|The obvious next step would be to combine general relativity—the theory of the very large—with quantum theory—the theory of the very small. In particular, I wondered, can one have atoms in which the nucleus is a tiny primordial black hole."|
Don't have time to learn quantum mechanics? Read this instead. It's short. Accessible. Still deep. Stephen Hawking talks about the beginning and end of the universe, life, artificial intelligence, time travel, space colonization, and more. A-
This is Stephen Hawking's last book, one he worked on the last year of his life. This is a popular science book, very accessible to anyone with a high school understanding of science. No equations. No specialized vocabulary. It's arranged in chapters, each devoted to a very big question. Hawking provides answers to the questions that science has figured out. He admits ignorance to the questions science hasn't figured out (yet). He speculates on how he thinks things will turn out.

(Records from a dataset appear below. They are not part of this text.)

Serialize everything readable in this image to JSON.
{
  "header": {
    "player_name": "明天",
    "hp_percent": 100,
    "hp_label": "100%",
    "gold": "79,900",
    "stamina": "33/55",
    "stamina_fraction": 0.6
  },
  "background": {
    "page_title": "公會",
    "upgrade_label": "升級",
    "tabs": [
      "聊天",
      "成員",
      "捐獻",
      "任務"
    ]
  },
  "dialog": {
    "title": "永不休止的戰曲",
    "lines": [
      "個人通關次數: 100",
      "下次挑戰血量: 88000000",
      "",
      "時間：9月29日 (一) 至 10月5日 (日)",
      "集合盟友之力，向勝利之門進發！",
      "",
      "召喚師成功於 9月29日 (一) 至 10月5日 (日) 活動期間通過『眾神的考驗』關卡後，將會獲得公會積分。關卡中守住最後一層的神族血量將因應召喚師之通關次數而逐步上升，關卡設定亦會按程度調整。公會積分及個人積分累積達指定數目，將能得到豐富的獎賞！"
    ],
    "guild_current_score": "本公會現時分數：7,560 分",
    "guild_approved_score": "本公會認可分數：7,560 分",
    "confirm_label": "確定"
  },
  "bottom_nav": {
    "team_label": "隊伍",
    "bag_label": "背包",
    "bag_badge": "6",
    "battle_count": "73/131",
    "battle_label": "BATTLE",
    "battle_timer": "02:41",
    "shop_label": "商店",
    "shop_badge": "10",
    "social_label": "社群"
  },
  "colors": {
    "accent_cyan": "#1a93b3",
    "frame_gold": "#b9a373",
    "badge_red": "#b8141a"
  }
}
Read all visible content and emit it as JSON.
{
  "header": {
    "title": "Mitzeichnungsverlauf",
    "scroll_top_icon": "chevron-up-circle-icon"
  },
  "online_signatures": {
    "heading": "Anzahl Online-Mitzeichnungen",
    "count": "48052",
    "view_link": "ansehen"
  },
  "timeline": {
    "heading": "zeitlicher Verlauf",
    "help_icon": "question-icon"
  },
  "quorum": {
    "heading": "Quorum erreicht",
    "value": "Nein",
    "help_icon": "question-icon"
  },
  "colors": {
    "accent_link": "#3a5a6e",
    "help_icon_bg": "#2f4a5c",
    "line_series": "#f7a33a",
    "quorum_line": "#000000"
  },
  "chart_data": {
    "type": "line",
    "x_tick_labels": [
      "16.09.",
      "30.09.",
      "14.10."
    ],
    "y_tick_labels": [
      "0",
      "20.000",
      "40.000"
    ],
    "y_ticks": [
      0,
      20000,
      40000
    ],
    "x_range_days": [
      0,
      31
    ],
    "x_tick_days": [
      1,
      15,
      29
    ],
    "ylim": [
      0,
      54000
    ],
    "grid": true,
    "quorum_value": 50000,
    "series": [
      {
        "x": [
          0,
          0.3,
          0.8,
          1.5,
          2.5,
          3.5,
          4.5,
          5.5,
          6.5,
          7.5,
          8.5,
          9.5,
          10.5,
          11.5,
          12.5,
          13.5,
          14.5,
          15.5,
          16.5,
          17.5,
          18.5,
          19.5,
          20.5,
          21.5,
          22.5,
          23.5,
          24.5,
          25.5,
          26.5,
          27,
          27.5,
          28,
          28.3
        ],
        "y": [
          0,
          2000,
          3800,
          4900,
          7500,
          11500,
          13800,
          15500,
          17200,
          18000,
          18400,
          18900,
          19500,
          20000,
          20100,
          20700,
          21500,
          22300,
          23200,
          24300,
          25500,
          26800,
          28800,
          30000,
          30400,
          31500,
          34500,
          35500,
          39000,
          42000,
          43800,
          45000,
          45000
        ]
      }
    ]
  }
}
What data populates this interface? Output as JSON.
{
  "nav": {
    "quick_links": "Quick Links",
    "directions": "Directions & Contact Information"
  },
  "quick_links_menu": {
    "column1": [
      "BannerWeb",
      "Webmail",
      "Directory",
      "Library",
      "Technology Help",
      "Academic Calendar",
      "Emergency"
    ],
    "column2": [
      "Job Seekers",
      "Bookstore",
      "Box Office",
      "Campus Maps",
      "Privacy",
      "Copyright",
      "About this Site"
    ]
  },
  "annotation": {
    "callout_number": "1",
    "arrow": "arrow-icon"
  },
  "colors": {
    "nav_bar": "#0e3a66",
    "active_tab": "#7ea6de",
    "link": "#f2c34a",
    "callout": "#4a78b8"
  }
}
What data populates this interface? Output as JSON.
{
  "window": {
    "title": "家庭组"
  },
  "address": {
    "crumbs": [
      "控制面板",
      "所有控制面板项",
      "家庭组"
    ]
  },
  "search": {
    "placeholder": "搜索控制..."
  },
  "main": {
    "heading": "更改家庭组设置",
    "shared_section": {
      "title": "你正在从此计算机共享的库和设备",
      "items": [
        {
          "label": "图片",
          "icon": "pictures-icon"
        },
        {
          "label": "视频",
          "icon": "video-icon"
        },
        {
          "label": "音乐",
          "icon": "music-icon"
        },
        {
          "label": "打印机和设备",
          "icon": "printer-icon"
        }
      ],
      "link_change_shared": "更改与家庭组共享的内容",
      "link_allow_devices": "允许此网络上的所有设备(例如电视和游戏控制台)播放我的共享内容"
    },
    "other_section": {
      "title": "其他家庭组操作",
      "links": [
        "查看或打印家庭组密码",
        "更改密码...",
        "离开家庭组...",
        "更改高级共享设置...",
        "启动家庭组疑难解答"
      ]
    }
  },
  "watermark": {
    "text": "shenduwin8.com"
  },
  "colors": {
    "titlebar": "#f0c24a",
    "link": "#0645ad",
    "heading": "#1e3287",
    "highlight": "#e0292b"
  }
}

He praises Einstein for his imaginative thought experiments. He proves he shares that gift in that excerpt above in which he imagines a tiny black hole in the nucleus of an atom. Some of Stephen Hawking's greatest scientific contributions started by imagining how black holes behave.
I've long known that asking what came *before* the Big Bang was like asking what is *south* of the South Pole. It's a nonsensical question. You can't have a *before* without having time. And time, and space itself, came into existence with the Big Bang. But Hawking extends the concept into our universe today. "Inside the black hole time itself doesn't exist. And that's exactly what happened at the start of the universe."
People still can't let go of the feeling that the universe (without a Creator) had to come from something. Hawking denies this premise. He insists, "The universe is the ultimate free lunch." And it's still going on today, in quantum fluctuations that create matter-antimatter pairs to in the so-called vacuum of space, which we now understand is not so empty after all. Something from nothing. When those matter and antimatter particles subsequently collide, they annihilate each other, leaving nothing behind.
Hawking applies the same principle to the Big Bang. "When the Big Bang produced a massive amount of positive energy, it simultaneously produced the same amount of negative energy. In this way, the positive and the negative add up to zero, always...the universe itself, in all its mind-boggling vastness and complexity, could simply have popped into existence without violating the known laws of nature."
Hawking admits what we still don't know have it all explained. "In order to understand the origin of the universe, one therefore has to incorporate the Uncertainty Principle into Einstein’s general theory of relativity. This has been the great challenge in theoretical physics for at least the last thirty years. We haven't solved it yet, but we have made a lot of progress."
Hawking doesn't confine himself to just physics. He also looks at evolution and contrasts its slow pace with the accelerating pace of technological evolution. He speculates on how long it will be before artificial intelligence exceeds human intelligence and what will happen then. Will humans survive our own invention? Hawking lays out some possibilities, most of them scary.
"World militaries are considering starting an arms race in autonomous weapon systems that can choose and eliminate their own targets." Remember stock market crashes caused by out-of-control autonomous trading programs? Stock exchanges have had to insert circuit breakers to stop the trading programs. What happens when autonomous weapons systems escalate too quickly for humans to control? Imagine what the equivalent of a stock market crash is in this instance. And eventually it won't just be world militaries. Is it more likely that the American love of guns would lead to an end of gun violence or an out-of-control escalation when AI starts making it down to weapons you can buy in your neighborhood gun store?
Hawking is known as an optimist, but he admits, "The Earth is under threat from so many areas that it is difficult for me to be positive. The threats are too big and too numerous." Perhaps his optimism lies in a recognition that the survival of the human species depends in the end on escaping Earth. He explores our options in the way of candidate Earth-like planets surrounding nearby stars and candidate technologies to reach those stars in reasonable amounts of time. He describes a proof-of-concept project to use miniaturised spacecraft, light propulsion and phase-locked lasers to accelerate a tiny spacecraft to 20% of the speed of light, allowing it to reach Alpha Centauri in as little as 20 years, instead of the tens of thousands of years it would take a spacecraft using conventional propulsion systems. Before Hawking's optimism infects you, note that he admits this tiny proof-of-concept spacecraft won't have brakes.
He closes the book with questions that don't have answers (yet). "The huge questions of existence still remain unanswered—how did life begin on Earth? What is consciousness? Is there anyone out there or are we alone in the universe? These are questions for the next generation to work on." Hawking's thoughts on what the answers might look like are worth reading. All of Hawking's brief answers to the big questions are worth reading.
"Brief Answers to the Big Questions" is available in hardcover and eBook formats from the Richardson Public Library.